Various Artists – Endangered Species Vol. 1
John King – Munich
The Actor – Picture 210 (Demo)
Brazil – Tvoj Svijet
Jamal Khe – L’Étranger (Ana Gharib)
Nightless – Abemus Mind
In eleven years of deep digging, Dark Entries has uncovered many curiosities, lone exemplars of the scarsest breeds. They are lurking in Croatia, on the streets of New York, maybe in the back of your own dusty closet – these odd-ball Italo and synth-wave monsters are too rare to live, too divine to die. Once-lost creatures now have a home with Dark Entries’ new Endangered Species series. The inaugural edition features five specimens previously deemed extinct, only mentioned passingly in lore and speculation, but now safely preserved on vinyl.

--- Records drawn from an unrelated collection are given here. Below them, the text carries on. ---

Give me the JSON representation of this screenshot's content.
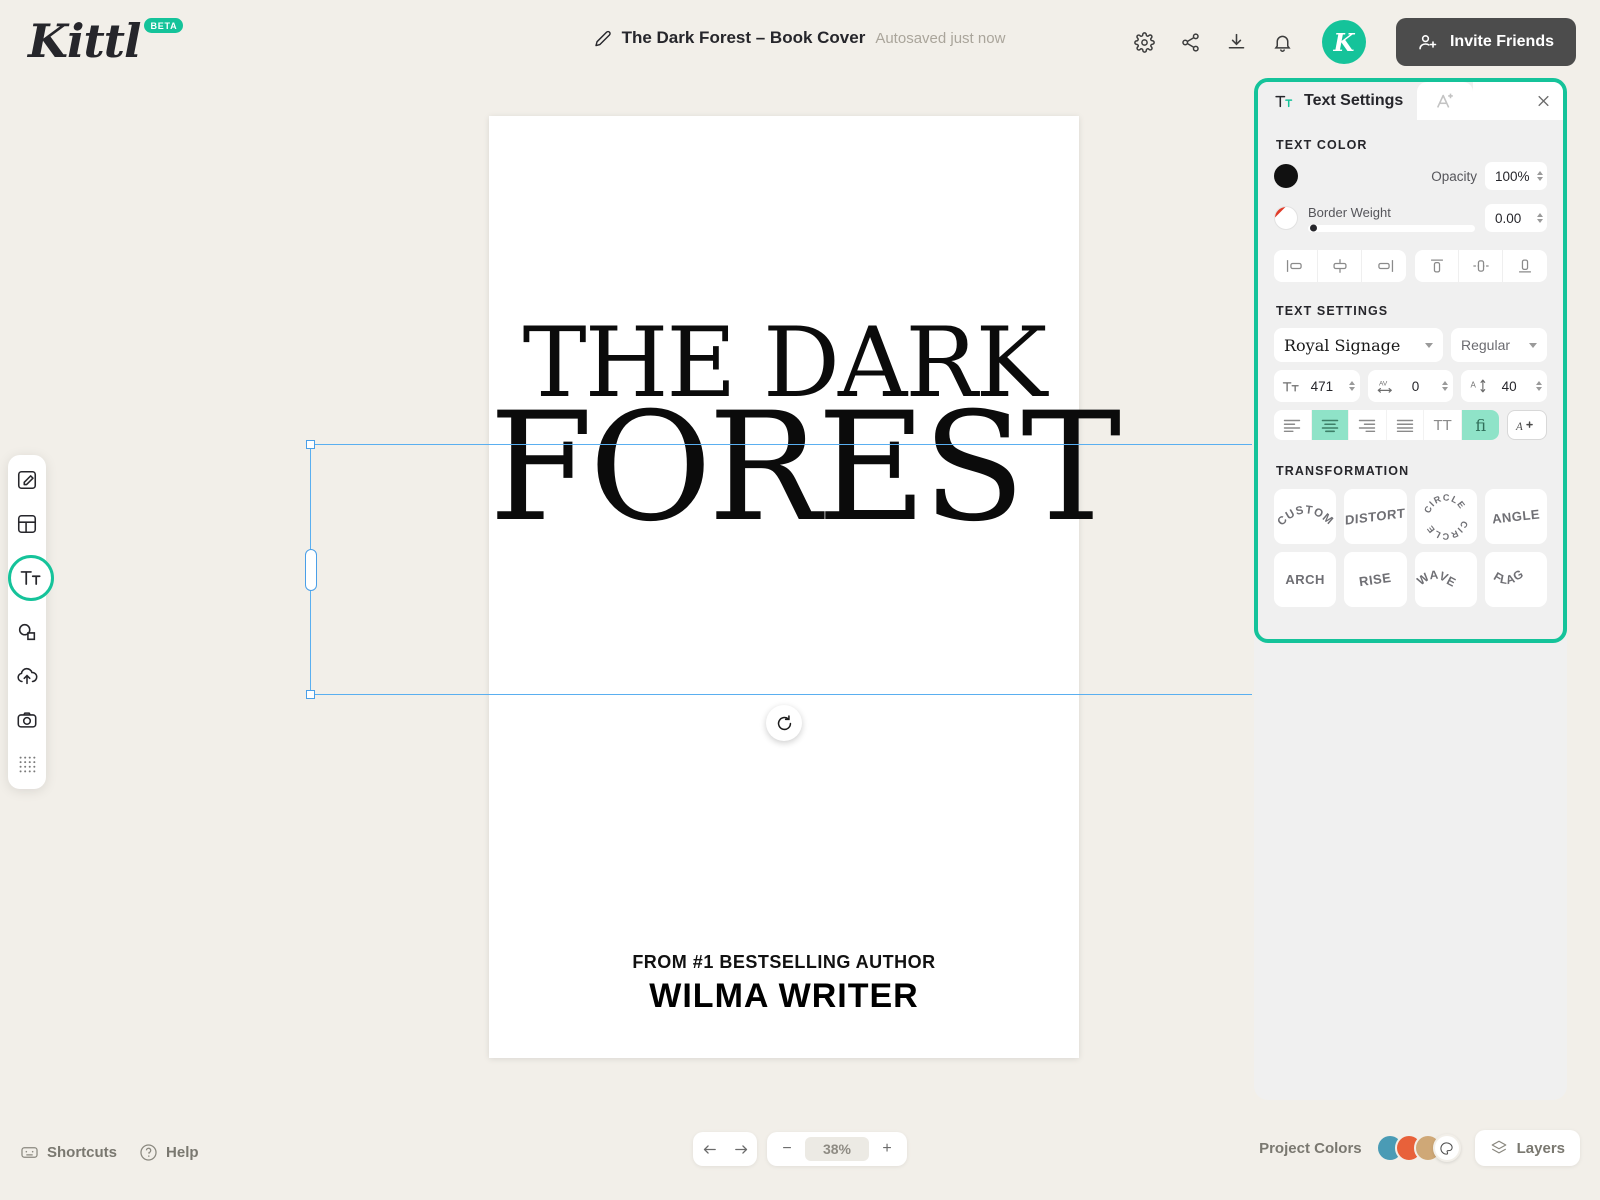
{
  "app": {
    "brand": "Kittl",
    "brand_badge": "BETA",
    "accent": "#15c39a",
    "background": "#f2efe9"
  },
  "header": {
    "doc_title": "The Dark Forest – Book Cover",
    "autosave": "Autosaved just now",
    "icons": [
      "gear-icon",
      "share-icon",
      "download-icon",
      "bell-icon"
    ],
    "avatar_letter": "K",
    "invite_label": "Invite Friends"
  },
  "left_toolbar": {
    "items": [
      {
        "name": "design-tool",
        "label": "Design"
      },
      {
        "name": "templates-tool",
        "label": "Templates"
      },
      {
        "name": "text-tool",
        "label": "Text",
        "active": true
      },
      {
        "name": "elements-tool",
        "label": "Elements"
      },
      {
        "name": "uploads-tool",
        "label": "Uploads"
      },
      {
        "name": "photos-tool",
        "label": "Photos"
      },
      {
        "name": "patterns-tool",
        "label": "Patterns"
      }
    ]
  },
  "canvas": {
    "cover_title_line1": "THE DARK",
    "cover_title_line2": "FOREST",
    "cover_from": "FROM #1 BESTSELLING AUTHOR",
    "cover_author": "WILMA WRITER"
  },
  "panel": {
    "tab_label": "Text Settings",
    "tab2_icon": "effects-icon",
    "close_icon": "close-icon",
    "text_color": {
      "section_label": "TEXT COLOR",
      "fill_hex": "#111111",
      "opacity_label": "Opacity",
      "opacity_value": "100%",
      "border_label": "Border Weight",
      "border_value": "0.00"
    },
    "align_buttons": [
      {
        "name": "align-left-icon",
        "label": "Align left"
      },
      {
        "name": "align-center-horizontal-icon",
        "label": "Align center"
      },
      {
        "name": "align-right-icon",
        "label": "Align right"
      },
      {
        "name": "align-top-icon",
        "label": "Align top"
      },
      {
        "name": "align-middle-vertical-icon",
        "label": "Align middle"
      },
      {
        "name": "align-bottom-icon",
        "label": "Align bottom"
      }
    ],
    "text_settings": {
      "section_label": "TEXT SETTINGS",
      "font_family": "Royal Signage",
      "font_weight": "Regular",
      "font_size": "471",
      "letter_spacing": "0",
      "line_height": "40",
      "style_buttons": [
        {
          "name": "text-align-left-icon",
          "active": false
        },
        {
          "name": "text-align-center-icon",
          "active": true
        },
        {
          "name": "text-align-right-icon",
          "active": false
        },
        {
          "name": "text-align-justify-icon",
          "active": false
        },
        {
          "name": "uppercase-icon",
          "label": "TT",
          "active": false
        },
        {
          "name": "ligature-icon",
          "label": "fi",
          "active": true
        }
      ],
      "special_button": {
        "name": "alternate-glyphs-icon",
        "label": "A+"
      }
    },
    "transformation": {
      "section_label": "TRANSFORMATION",
      "items": [
        {
          "name": "transform-custom",
          "label": "CUSTOM",
          "style": "arc"
        },
        {
          "name": "transform-distort",
          "label": "DISTORT",
          "style": "skew"
        },
        {
          "name": "transform-circle",
          "label": "CIRCLE",
          "style": "circle"
        },
        {
          "name": "transform-angle",
          "label": "ANGLE",
          "style": "angle"
        },
        {
          "name": "transform-arch",
          "label": "ARCH",
          "style": "flat"
        },
        {
          "name": "transform-rise",
          "label": "RISE",
          "style": "rise"
        },
        {
          "name": "transform-wave",
          "label": "WAVE",
          "style": "wave"
        },
        {
          "name": "transform-flag",
          "label": "FLAG",
          "style": "flag"
        }
      ]
    }
  },
  "bottom": {
    "shortcuts_label": "Shortcuts",
    "help_label": "Help",
    "undo_icon": "undo-icon",
    "redo_icon": "redo-icon",
    "zoom_out": "−",
    "zoom_value": "38%",
    "zoom_in": "+",
    "project_colors_label": "Project Colors",
    "project_colors": [
      "#4a9bb5",
      "#e8613a",
      "#cfa877"
    ],
    "palette_icon": "palette-icon",
    "layers_label": "Layers"
  }
}
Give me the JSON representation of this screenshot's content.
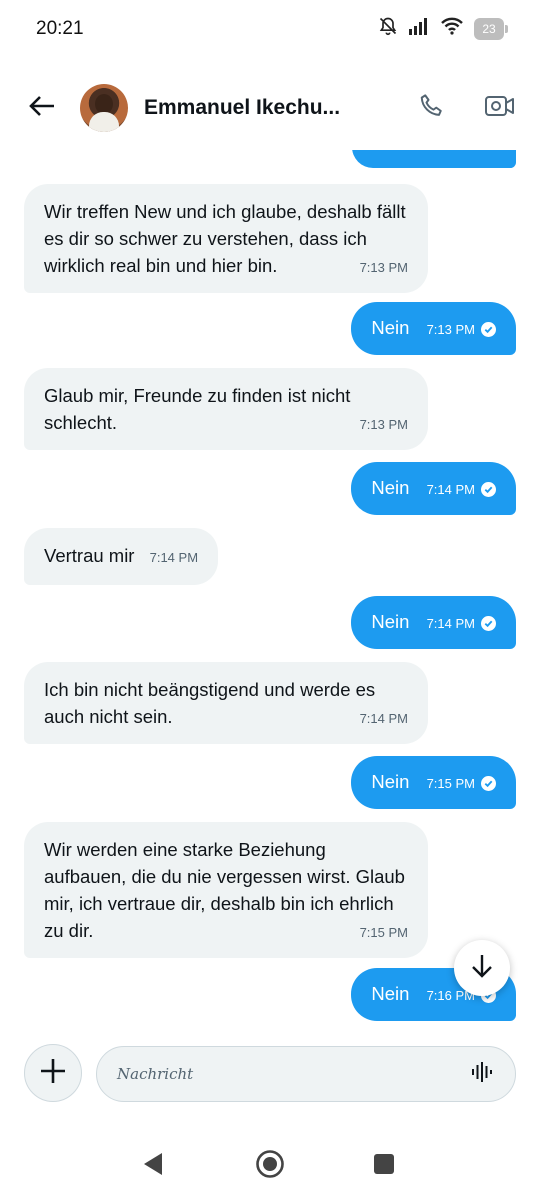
{
  "status_bar": {
    "time": "20:21",
    "battery": "23"
  },
  "header": {
    "contact_name": "Emmanuel Ikechu..."
  },
  "messages": [
    {
      "dir": "in",
      "text": "Wir treffen New und ich glaube, deshalb fällt es dir so schwer zu verstehen, dass ich wirklich real bin und hier bin.",
      "time": "7:13 PM"
    },
    {
      "dir": "out",
      "text": "Nein",
      "time": "7:13 PM"
    },
    {
      "dir": "in",
      "text": "Glaub mir, Freunde zu finden ist nicht schlecht.",
      "time": "7:13 PM"
    },
    {
      "dir": "out",
      "text": "Nein",
      "time": "7:14 PM"
    },
    {
      "dir": "in",
      "text": "Vertrau mir",
      "time": "7:14 PM"
    },
    {
      "dir": "out",
      "text": "Nein",
      "time": "7:14 PM"
    },
    {
      "dir": "in",
      "text": "Ich bin nicht beängstigend und werde es auch nicht sein.",
      "time": "7:14 PM"
    },
    {
      "dir": "out",
      "text": "Nein",
      "time": "7:15 PM"
    },
    {
      "dir": "in",
      "text": "Wir werden eine starke Beziehung aufbauen, die du nie vergessen wirst. Glaub mir, ich vertraue dir, deshalb bin ich ehrlich zu dir.",
      "time": "7:15 PM"
    },
    {
      "dir": "out",
      "text": "Nein",
      "time": "7:16 PM"
    }
  ],
  "composer": {
    "placeholder": "Nachricht"
  },
  "colors": {
    "outgoing_bubble": "#1d9bf0",
    "incoming_bubble": "#eff3f4"
  },
  "icons": {
    "back": "arrow-left-icon",
    "call": "phone-icon",
    "video": "video-camera-icon",
    "add": "plus-icon",
    "voice": "waveform-icon",
    "scroll": "arrow-down-icon",
    "read": "check-circle-icon"
  }
}
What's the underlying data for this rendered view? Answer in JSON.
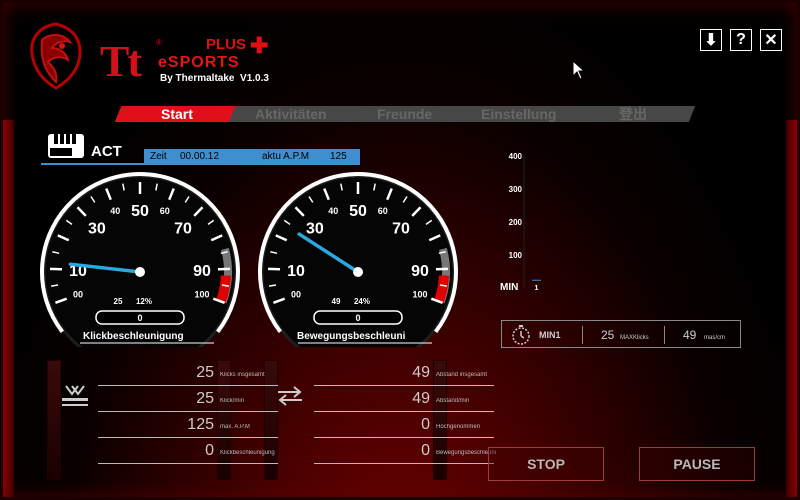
{
  "brand": {
    "tt": "Tt",
    "reg": "®",
    "plus": "PLUS",
    "plus_mark": "✚",
    "esports": "eSPORTS",
    "byline": "By Thermaltake",
    "version": "V1.0.3"
  },
  "window": {
    "download": "⬇",
    "help": "?",
    "close": "✕"
  },
  "tabs": [
    {
      "label": "Start"
    },
    {
      "label": "Aktivitäten"
    },
    {
      "label": "Freunde"
    },
    {
      "label": "Einstellung"
    },
    {
      "label": "登出"
    }
  ],
  "act": {
    "label": "ACT",
    "zeit_label": "Zeit",
    "zeit_value": "00.00.12",
    "apm_label": "aktu A.P.M",
    "apm_value": "125"
  },
  "gauge_ticks": [
    "00",
    "10",
    "30",
    "40",
    "50",
    "60",
    "70",
    "90",
    "100"
  ],
  "gauge_left": {
    "title": "Klickbeschleunigung",
    "readout_a": "25",
    "readout_b": "12%",
    "counter": "0",
    "needle_value": 12
  },
  "gauge_right": {
    "title": "Bewegungsbeschleuni",
    "readout_a": "49",
    "readout_b": "24%",
    "counter": "0",
    "needle_value": 24
  },
  "left_stats": [
    {
      "value": "25",
      "label": "Klicks insgesamt"
    },
    {
      "value": "25",
      "label": "Klick/min"
    },
    {
      "value": "125",
      "label": "max. A.P.M"
    },
    {
      "value": "0",
      "label": "Klickbeschleunigung"
    }
  ],
  "right_stats": [
    {
      "value": "49",
      "label": "Abstand insgesamt"
    },
    {
      "value": "49",
      "label": "Abstand/min"
    },
    {
      "value": "0",
      "label": "Hochgenommen"
    },
    {
      "value": "0",
      "label": "Bewegungsbeschleunigung"
    }
  ],
  "chart_data": {
    "type": "bar",
    "categories": [
      "1"
    ],
    "values": [
      25
    ],
    "title": "",
    "xlabel": "MIN",
    "ylabel": "",
    "ylim": [
      0,
      400
    ],
    "yticks": [
      "400",
      "300",
      "200",
      "100"
    ]
  },
  "min_panel": {
    "name": "MIN1",
    "value1": "25",
    "label1": "MAXKlicks",
    "value2": "49",
    "label2": "mas/cm"
  },
  "buttons": {
    "stop": "STOP",
    "pause": "PAUSE"
  },
  "colors": {
    "accent_red": "#e0101a",
    "accent_blue": "#3f8fcf",
    "needle": "#29a9e0"
  }
}
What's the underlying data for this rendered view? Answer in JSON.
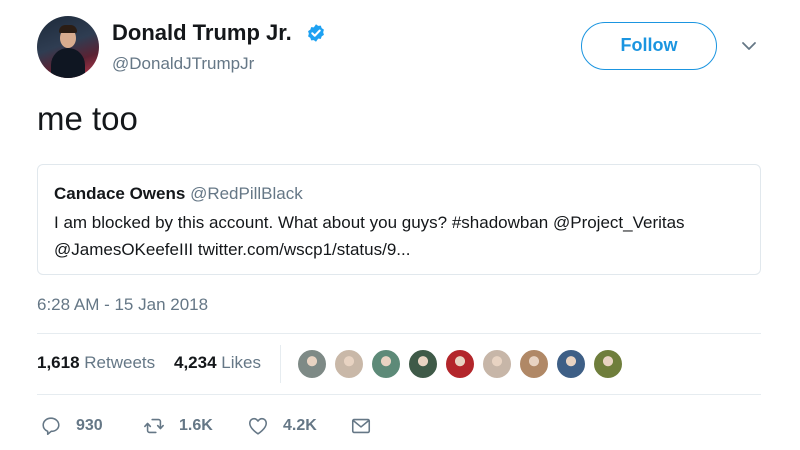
{
  "author": {
    "name": "Donald Trump Jr.",
    "handle": "@DonaldJTrumpJr",
    "verified": true
  },
  "follow_label": "Follow",
  "tweet_text": "me too",
  "quoted_tweet": {
    "name": "Candace Owens",
    "handle": "@RedPillBlack",
    "line1": "I am blocked by this account. What about you guys? #shadowban @Project_Veritas",
    "line2": "@JamesOKeefeIII twitter.com/wscp1/status/9..."
  },
  "timestamp": "6:28 AM - 15 Jan 2018",
  "stats": {
    "retweets_count": "1,618",
    "retweets_label": "Retweets",
    "likes_count": "4,234",
    "likes_label": "Likes"
  },
  "liker_avatars": [
    {
      "icon": "avatar-icon",
      "color": "#7e8a86"
    },
    {
      "icon": "avatar-icon",
      "color": "#c9b8a8"
    },
    {
      "icon": "avatar-icon",
      "color": "#5d8a78"
    },
    {
      "icon": "avatar-icon",
      "color": "#3f5a48"
    },
    {
      "icon": "avatar-icon",
      "color": "#b3262b"
    },
    {
      "icon": "avatar-icon",
      "color": "#c7b6a8"
    },
    {
      "icon": "avatar-icon",
      "color": "#b08866"
    },
    {
      "icon": "avatar-icon",
      "color": "#3e5f86"
    },
    {
      "icon": "avatar-icon",
      "color": "#6f7e3c"
    }
  ],
  "actions": {
    "replies": "930",
    "retweets": "1.6K",
    "likes": "4.2K"
  },
  "colors": {
    "accent": "#1b95e0",
    "secondary_text": "#657786",
    "verified": "#1da1f2"
  }
}
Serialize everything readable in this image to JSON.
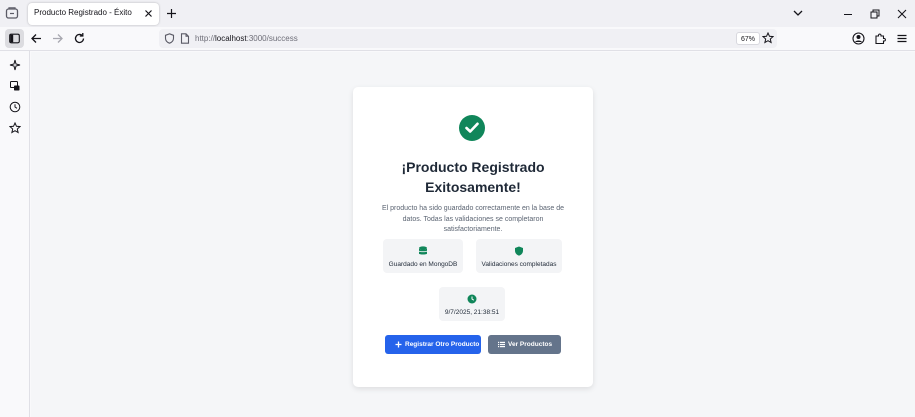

The first cut on Endangered Species Vol. 1 is the previously unreleased electro-New Wave gem “Munich” by John King, an artist best known for his work as one half of the Dust Brothers, lauded producers of the Beastie Boys’ legendary Paul’s Boutique. “Munich”, a Danceteria-ready cut produced in 1983, sheds some light on King’s earlier interests, bridging between freestyle and emotive synthpop. Next up is a rare demo version of The Actor’s “Picture 210”. The Dutch duo here channel both the minimalism of Kraftwerk and the Surrealism of Throbbing Gristle to create one of the finest teary-eyed Goth club anthems. Brazil is a synthpop band from Croatia, and they feature with their 1990 cover of Tears for Fears’ “Mad World”, which is sure to turn some heads on the dancefloor. The eerily faithful production belies Brazil’s re-working of the song’s lyrics. “L’Étranger (Ana Gharib)” by Jamal Khe follows, a pearl originally only available on an impossibly rare French 7” from 1983. Khe is from the Ain Beida region of Algeria, and his Arabic vocal melodies perfectly complement the propulsive percussion and airy arpeggios from producer Jacky Bourgogne. Closing the record is the previously unreleased “Abemus Mind” from Marzio Benellil’s project Nightless. Recorded in 1983, this moody, low-tempo Italo groover features Gregorian chant-inspired vocoders and jazzy piano courtesy of Benelli’s collaborator Marco Falagiani.
All songs were mastered for vinyl by George Horn. The sleeve is the first in a series of endangered animal designs by Eloise Leigh, featuring the glam tiger in its natural, 1980’s habitat. Also included is an insert with lyrics, photos, and notes. Please assist us in our efforts to preserve this planet’s weirdest beasts.